Your objective:
How many of the lines below include the word "product"? Only the number should be given.

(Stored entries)

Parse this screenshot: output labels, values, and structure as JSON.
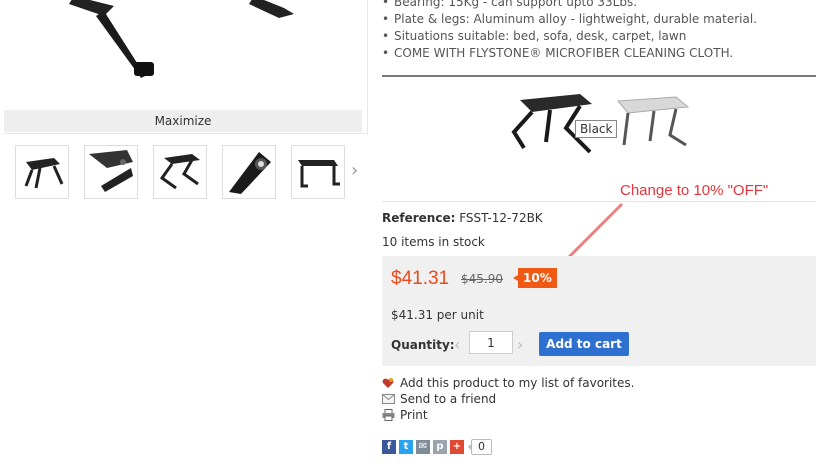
{
  "gallery": {
    "maximize_label": "Maximize",
    "thumbnails": [
      "table-flat",
      "table-folded",
      "table-angled",
      "table-detail",
      "table-side"
    ],
    "next_icon": "chevron-right-icon"
  },
  "features": [
    "Bearing: 15Kg - can support upto 33Lbs.",
    "Plate & legs: Aluminum alloy - lightweight, durable material.",
    "Situations suitable: bed, sofa, desk, carpet, lawn",
    "COME WITH FLYSTONE® MICROFIBER CLEANING CLOTH."
  ],
  "variants": {
    "tooltip": "Black",
    "options": [
      "Black",
      "Silver"
    ]
  },
  "annotation": {
    "text": "Change to 10% \"OFF\"",
    "color": "#e8343c"
  },
  "product": {
    "reference_label": "Reference:",
    "reference_value": "FSST-12-72BK",
    "stock_text": "10 items in stock",
    "price_current": "$41.31",
    "price_old": "$45.90",
    "discount": "10%",
    "per_unit": "$41.31 per unit",
    "quantity_label": "Quantity:",
    "quantity_value": "1",
    "add_to_cart_label": "Add to cart",
    "accent_color": "#ea4b1e",
    "button_color": "#2f6fd0"
  },
  "actions": {
    "favorites": "Add this product to my list of favorites.",
    "send_friend": "Send to a friend",
    "print": "Print"
  },
  "social": {
    "count": "0",
    "icons": [
      "facebook-icon",
      "twitter-icon",
      "email-icon",
      "pinterest-icon",
      "google-plus-icon"
    ]
  }
}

Answer to the exercise:
2